Sunday, 14 October 2012

Bright and Breezy Mere

Looking west along the Hornsea Mere
 I met up with good friends Barry and Shirley Ann  Chessman today in Hornsea, their home town on the east coast of East Yorkshire. It's just over half an hours drive away on a good day so I visit as often as I can but not often enough. Hornsea is a lovely little town, quite compact and self sufficient and although the railway was closed down many decades ago, roads to Hornsea aren't too bad considering they are rural.

Like most coastal resorts in Victorian days, Hornsea was very popular indeed and on good weather days, it still attracts many visitors and it has a local market on a Sunday which brings people in. In some ways, I suppose I have an affinity with Hornsea because I have ancestors who come from that part of the county.
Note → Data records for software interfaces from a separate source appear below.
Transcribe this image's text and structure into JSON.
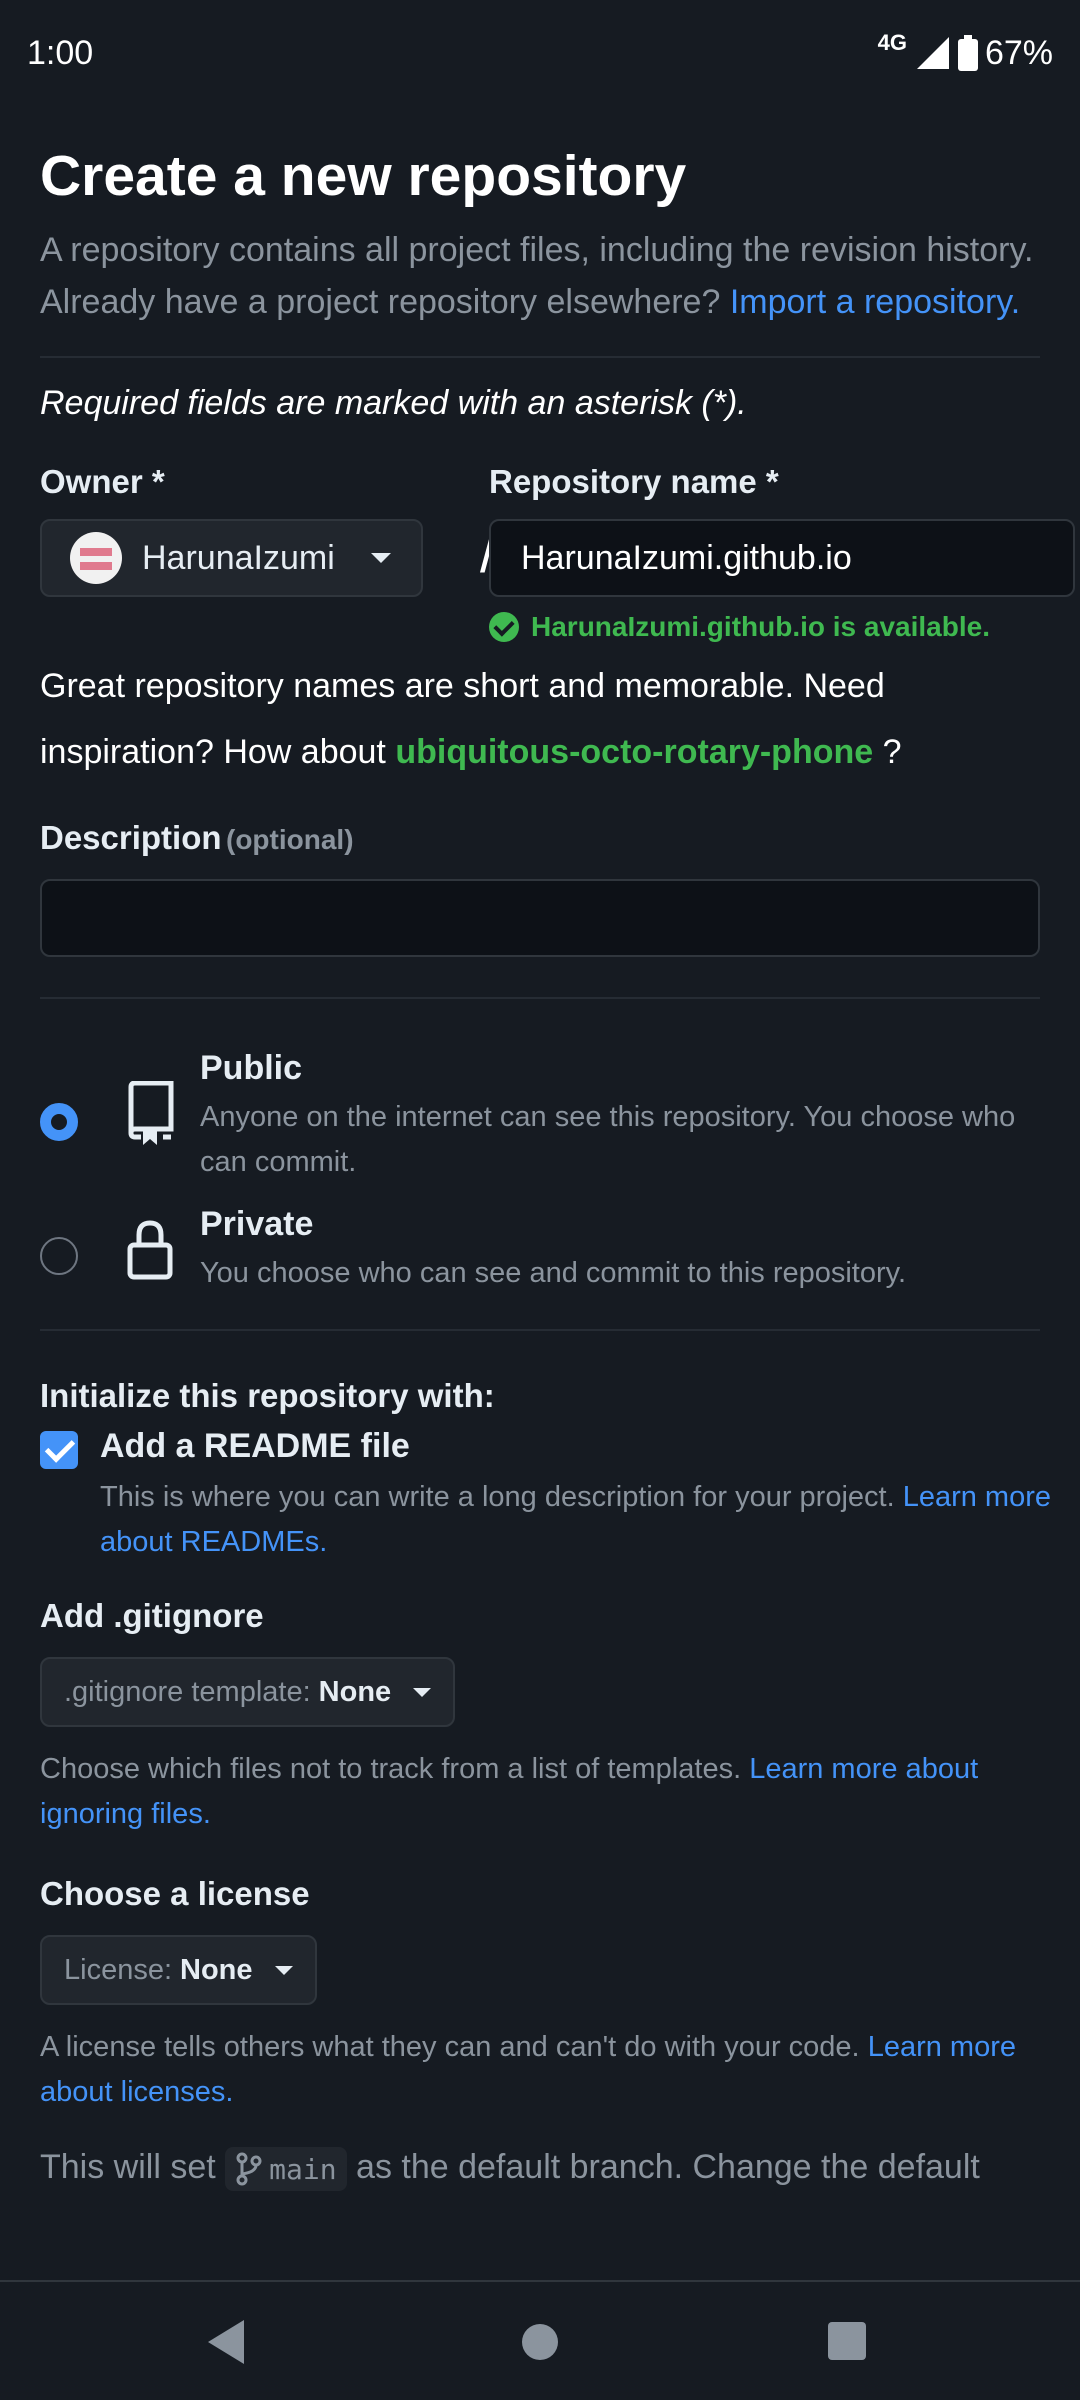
{
  "status_bar": {
    "time": "1:00",
    "network": "4G",
    "battery": "67%"
  },
  "page": {
    "title": "Create a new repository",
    "intro_text": "A repository contains all project files, including the revision history. Already have a project repository elsewhere?",
    "import_link": "Import a repository.",
    "required_note": "Required fields are marked with an asterisk (*)."
  },
  "owner": {
    "label": "Owner *",
    "value": "HarunaIzumi"
  },
  "separator": "/",
  "repo_name": {
    "label": "Repository name *",
    "value": "HarunaIzumi.github.io",
    "availability": "HarunaIzumi.github.io is available."
  },
  "suggestion": {
    "prefix": "Great repository names are short and memorable. Need inspiration? How about",
    "name": "ubiquitous-octo-rotary-phone",
    "suffix": "?"
  },
  "description": {
    "label": "Description",
    "optional": "(optional)",
    "value": ""
  },
  "visibility": {
    "options": [
      {
        "title": "Public",
        "desc": "Anyone on the internet can see this repository. You choose who can commit.",
        "selected": true,
        "icon": "repo-icon"
      },
      {
        "title": "Private",
        "desc": "You choose who can see and commit to this repository.",
        "selected": false,
        "icon": "lock-icon"
      }
    ]
  },
  "initialize": {
    "label": "Initialize this repository with:",
    "readme_label": "Add a README file",
    "readme_checked": true,
    "readme_desc": "This is where you can write a long description for your project.",
    "readme_link": "Learn more about READMEs."
  },
  "gitignore": {
    "label": "Add .gitignore",
    "select_key": ".gitignore template:",
    "select_value": "None",
    "help": "Choose which files not to track from a list of templates.",
    "help_link": "Learn more about ignoring files."
  },
  "license": {
    "label": "Choose a license",
    "select_key": "License:",
    "select_value": "None",
    "help": "A license tells others what they can and can't do with your code.",
    "help_link": "Learn more about licenses."
  },
  "branch": {
    "prefix": "This will set",
    "name": "main",
    "suffix": "as the default branch. Change the default"
  },
  "colors": {
    "accent": "#4493f8",
    "success": "#3fb950",
    "background": "#161b22"
  }
}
The local family names were Usher and Hillerby and there is a Hillerby Lane in Hornsea today. Nelson Usher, my third great grand uncle, born in 1824 was the coxswain of the local lifeboat and a painting of him in watercolour resides in the Hornsea Museum today.

Feeding time, the swans are most vociferous
Apart from the attraction of walking along the promenade in Hornsea and experiencing the bracing sea air from the North Sea, the town has a mere. The word mere is Old English but has a place in the language of many countries and means 'an arm of the sea'. Although not connected to the sea, this huge inland freshwater lake is less than a kilometre from the sea and is fairly shallow and provides a habitat for wildlife and leisure facilities for sailors in leisure craft. 
A variety of birds on the water's edge
Owned by the Wassand Estate, the mere covers 476 acres and is the largest lake in Yorkshire. The owners of Wassand Hall bought the lake, used today for fishing and bird watching too, for a mere £50 in the 16th century (forgive the pun.) Something I have learned about the history of the mere is that it was formed by glacial activity and today it has a Special Protection Area status because of the diversity of the fen area surrounding the mere which includes much flora and fauna.
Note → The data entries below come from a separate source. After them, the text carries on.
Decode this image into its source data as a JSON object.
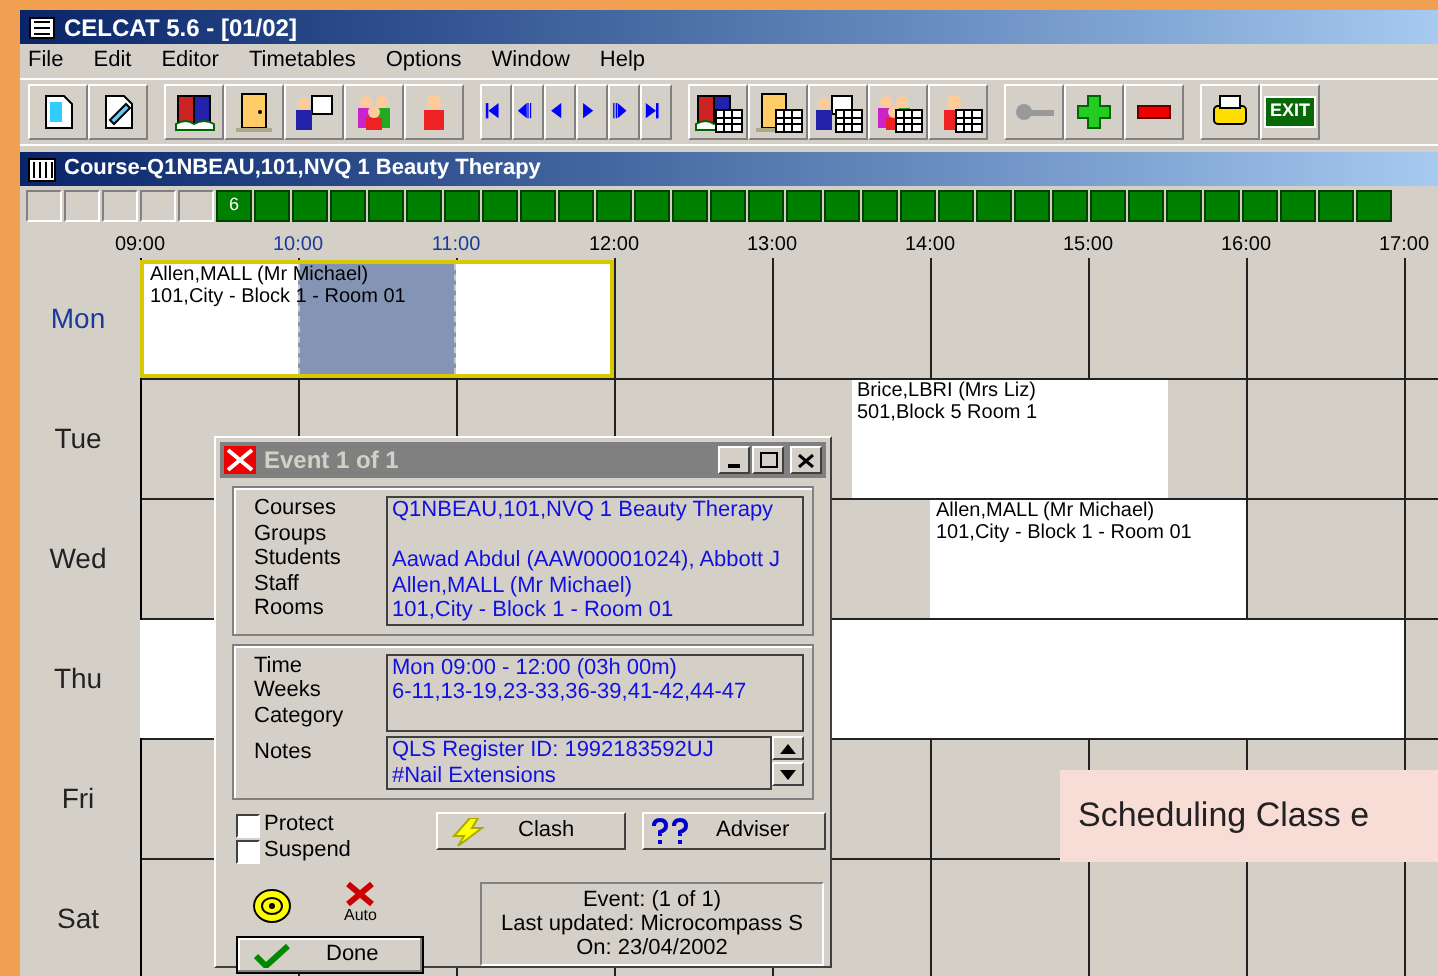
{
  "app": {
    "title": "CELCAT 5.6 - [01/02]"
  },
  "menu": [
    "File",
    "Edit",
    "Editor",
    "Timetables",
    "Options",
    "Window",
    "Help"
  ],
  "toolbar": {
    "exit_label": "EXIT"
  },
  "timetable": {
    "title": "Course-Q1NBEAU,101,NVQ 1 Beauty Therapy",
    "weeks": [
      {
        "active": false
      },
      {
        "active": false
      },
      {
        "active": false
      },
      {
        "active": false
      },
      {
        "active": false
      },
      {
        "label": "6",
        "active": true
      },
      {
        "active": true
      },
      {
        "active": true
      },
      {
        "active": true
      },
      {
        "active": true
      },
      {
        "active": true
      },
      {
        "active": true
      },
      {
        "active": true
      },
      {
        "active": true
      },
      {
        "active": true
      },
      {
        "active": true
      },
      {
        "active": true
      },
      {
        "active": true
      },
      {
        "active": true
      },
      {
        "active": true
      },
      {
        "active": true
      },
      {
        "active": true
      },
      {
        "active": true
      },
      {
        "active": true
      },
      {
        "active": true
      },
      {
        "active": true
      },
      {
        "active": true
      },
      {
        "active": true
      },
      {
        "active": true
      },
      {
        "active": true
      },
      {
        "active": true
      },
      {
        "active": true
      },
      {
        "active": true
      },
      {
        "active": true
      },
      {
        "active": true
      },
      {
        "active": true
      }
    ],
    "hours": [
      {
        "label": "09:00",
        "selected": false
      },
      {
        "label": "10:00",
        "selected": true
      },
      {
        "label": "11:00",
        "selected": true
      },
      {
        "label": "12:00",
        "selected": false
      },
      {
        "label": "13:00",
        "selected": false
      },
      {
        "label": "14:00",
        "selected": false
      },
      {
        "label": "15:00",
        "selected": false
      },
      {
        "label": "16:00",
        "selected": false
      },
      {
        "label": "17:00",
        "selected": false
      }
    ],
    "days": [
      {
        "label": "Mon",
        "selected": true
      },
      {
        "label": "Tue",
        "selected": false
      },
      {
        "label": "Wed",
        "selected": false
      },
      {
        "label": "Thu",
        "selected": false
      },
      {
        "label": "Fri",
        "selected": false
      },
      {
        "label": "Sat",
        "selected": false
      }
    ],
    "events": [
      {
        "selected": true,
        "lines": [
          "Allen,MALL (Mr Michael)",
          "101,City - Block 1 - Room 01"
        ]
      },
      {
        "selected": false,
        "lines": [
          "Brice,LBRI (Mrs Liz)",
          "501,Block 5 Room 1"
        ]
      },
      {
        "selected": false,
        "lines": [
          "Allen,MALL (Mr Michael)",
          "101,City - Block 1 - Room 01"
        ]
      },
      {
        "selected": false
      }
    ]
  },
  "tooltip": "Scheduling Class e",
  "dialog": {
    "title": "Event 1 of 1",
    "details": [
      {
        "label": "Courses",
        "value": "Q1NBEAU,101,NVQ 1 Beauty Therapy"
      },
      {
        "label": "Groups"
      },
      {
        "label": "Students",
        "value": "Aawad Abdul (AAW00001024), Abbott J"
      },
      {
        "label": "Staff",
        "value": "Allen,MALL (Mr Michael)"
      },
      {
        "label": "Rooms",
        "value": "101,City - Block 1 - Room 01"
      }
    ],
    "timing": [
      {
        "label": "Time",
        "value": "Mon 09:00 - 12:00 (03h 00m)"
      },
      {
        "label": "Weeks",
        "value": "6-11,13-19,23-33,36-39,41-42,44-47"
      },
      {
        "label": "Category"
      }
    ],
    "notes": {
      "label": "Notes",
      "lines": [
        "QLS Register ID: 1992183592UJ",
        "#Nail Extensions"
      ]
    },
    "checkboxes": [
      {
        "label": "Protect",
        "checked": false
      },
      {
        "label": "Suspend",
        "checked": false
      }
    ],
    "clash": "Clash",
    "adviser": "Adviser",
    "auto": "Auto",
    "done": "Done",
    "info": [
      "Event: (1 of 1)",
      "Last updated: Microcompass S",
      "On: 23/04/2002"
    ]
  }
}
Sunday afternoon jaunt on the water
As I finish this brief blog, I have just watched  Felix Baumgartner live on YouTube jump from a capsule suspended from a helium balloon a total height of more than 120,000 feet and at freefall speeds at over 700 miles an hour at higher levels. Well done him, I got vertigo just watching him jump!

I hope you've had a good weekend.
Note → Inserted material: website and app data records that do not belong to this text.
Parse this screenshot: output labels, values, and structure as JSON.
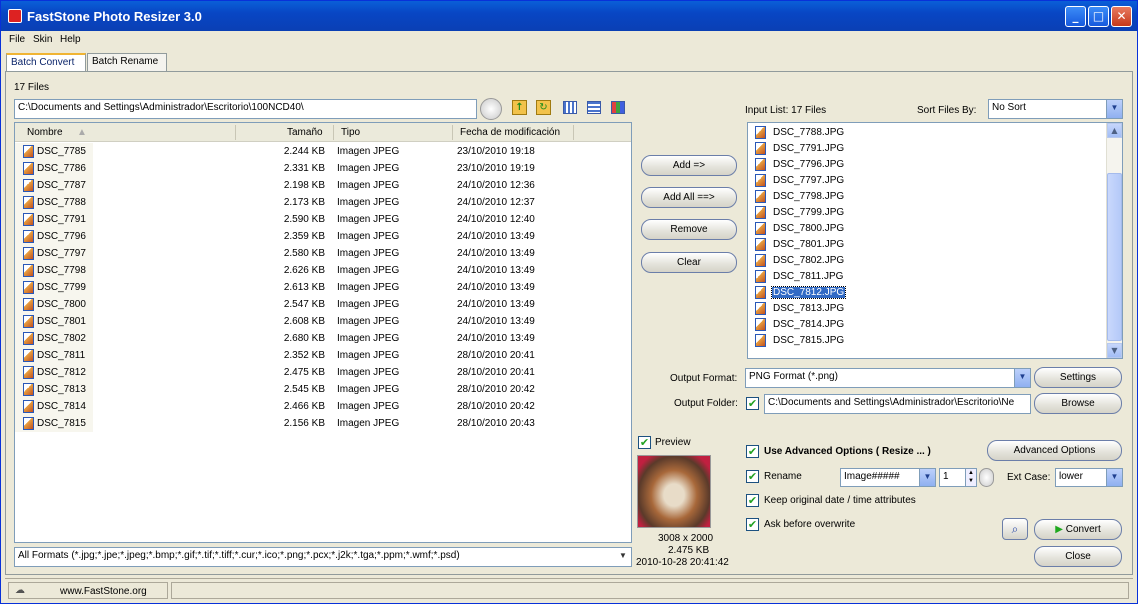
{
  "window": {
    "title": "FastStone Photo Resizer 3.0",
    "min": "_",
    "max": "□",
    "close": "✕"
  },
  "menu": [
    "File",
    "Skin",
    "Help"
  ],
  "tabs": [
    "Batch Convert",
    "Batch Rename"
  ],
  "files_count": "17 Files",
  "path": "C:\\Documents and Settings\\Administrador\\Escritorio\\100NCD40\\",
  "columns": [
    "Nombre",
    "Tamaño",
    "Tipo",
    "Fecha de modificación"
  ],
  "files": [
    {
      "name": "DSC_7785",
      "size": "2.244 KB",
      "type": "Imagen JPEG",
      "date": "23/10/2010 19:18"
    },
    {
      "name": "DSC_7786",
      "size": "2.331 KB",
      "type": "Imagen JPEG",
      "date": "23/10/2010 19:19"
    },
    {
      "name": "DSC_7787",
      "size": "2.198 KB",
      "type": "Imagen JPEG",
      "date": "24/10/2010 12:36"
    },
    {
      "name": "DSC_7788",
      "size": "2.173 KB",
      "type": "Imagen JPEG",
      "date": "24/10/2010 12:37"
    },
    {
      "name": "DSC_7791",
      "size": "2.590 KB",
      "type": "Imagen JPEG",
      "date": "24/10/2010 12:40"
    },
    {
      "name": "DSC_7796",
      "size": "2.359 KB",
      "type": "Imagen JPEG",
      "date": "24/10/2010 13:49"
    },
    {
      "name": "DSC_7797",
      "size": "2.580 KB",
      "type": "Imagen JPEG",
      "date": "24/10/2010 13:49"
    },
    {
      "name": "DSC_7798",
      "size": "2.626 KB",
      "type": "Imagen JPEG",
      "date": "24/10/2010 13:49"
    },
    {
      "name": "DSC_7799",
      "size": "2.613 KB",
      "type": "Imagen JPEG",
      "date": "24/10/2010 13:49"
    },
    {
      "name": "DSC_7800",
      "size": "2.547 KB",
      "type": "Imagen JPEG",
      "date": "24/10/2010 13:49"
    },
    {
      "name": "DSC_7801",
      "size": "2.608 KB",
      "type": "Imagen JPEG",
      "date": "24/10/2010 13:49"
    },
    {
      "name": "DSC_7802",
      "size": "2.680 KB",
      "type": "Imagen JPEG",
      "date": "24/10/2010 13:49"
    },
    {
      "name": "DSC_7811",
      "size": "2.352 KB",
      "type": "Imagen JPEG",
      "date": "28/10/2010 20:41"
    },
    {
      "name": "DSC_7812",
      "size": "2.475 KB",
      "type": "Imagen JPEG",
      "date": "28/10/2010 20:41"
    },
    {
      "name": "DSC_7813",
      "size": "2.545 KB",
      "type": "Imagen JPEG",
      "date": "28/10/2010 20:42"
    },
    {
      "name": "DSC_7814",
      "size": "2.466 KB",
      "type": "Imagen JPEG",
      "date": "28/10/2010 20:42"
    },
    {
      "name": "DSC_7815",
      "size": "2.156 KB",
      "type": "Imagen JPEG",
      "date": "28/10/2010 20:43"
    }
  ],
  "format_filter": "All Formats (*.jpg;*.jpe;*.jpeg;*.bmp;*.gif;*.tif;*.tiff;*.cur;*.ico;*.png;*.pcx;*.j2k;*.tga;*.ppm;*.wmf;*.psd)",
  "buttons": {
    "add": "Add =>",
    "add_all": "Add All ==>",
    "remove": "Remove",
    "clear": "Clear",
    "settings": "Settings",
    "browse": "Browse",
    "advanced": "Advanced Options",
    "convert": "Convert",
    "close": "Close"
  },
  "input_list": {
    "label": "Input List:  17 Files",
    "sort_label": "Sort Files By:",
    "sort_value": "No Sort",
    "items": [
      "DSC_7788.JPG",
      "DSC_7791.JPG",
      "DSC_7796.JPG",
      "DSC_7797.JPG",
      "DSC_7798.JPG",
      "DSC_7799.JPG",
      "DSC_7800.JPG",
      "DSC_7801.JPG",
      "DSC_7802.JPG",
      "DSC_7811.JPG",
      "DSC_7812.JPG",
      "DSC_7813.JPG",
      "DSC_7814.JPG",
      "DSC_7815.JPG"
    ],
    "selected": "DSC_7812.JPG"
  },
  "output": {
    "format_label": "Output Format:",
    "format_value": "PNG Format (*.png)",
    "folder_label": "Output Folder:",
    "folder_value": "C:\\Documents and Settings\\Administrador\\Escritorio\\Ne"
  },
  "preview": {
    "label": "Preview",
    "dims": "3008 x 2000",
    "size": "2.475 KB",
    "date": "2010-10-28 20:41:42"
  },
  "options": {
    "advanced": "Use Advanced Options ( Resize ... )",
    "rename": "Rename",
    "rename_pattern": "Image#####",
    "rename_start": "1",
    "ext_case_label": "Ext Case:",
    "ext_case_value": "lower",
    "keep_date": "Keep original date / time attributes",
    "ask_overwrite": "Ask before overwrite"
  },
  "status": {
    "url": "www.FastStone.org"
  }
}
Chat soon



  1. Spent the last 2 hours watching Felix myself. Tracked him through his earlier test jumps.

    Love stuff like that. Strikes a chord when I was a kiddie and managed to get a valve vhs 426 tv working my parents had discarded, and my dad and I watched the moon landing with a bacon buttie (I was grounded with no tea for sneaking out :) )

  2. Hi Wheelie
    It's great to watch history on the making. When you think of the production values to get the moon landing on the TV in those days and today I watched Felix live on YouTube on the internet!

  3. I just blogged about Hornsea Mere last week for the letter'M' in ABC Wednesday. I used to stay with a school friend from Hornsea way back when...

  4. I have never been to Hornsea RLS - although I have often passed quite close. Do have one or two pieces of Hornsea pottery though - is it still going?

  5. Hi ChrisJ
    It's a small world isn't it? Although there have been small changes, you would recognise it today.

    Hi Weaver
    I remember my Aunt collecting Hornsea Pottery and it was certainly quite unique and very attractive although rather 1960s in style. There is a part of the Hornsea Museum dedicated to the pottery which employed a lot of people. I think it went bust around 2008.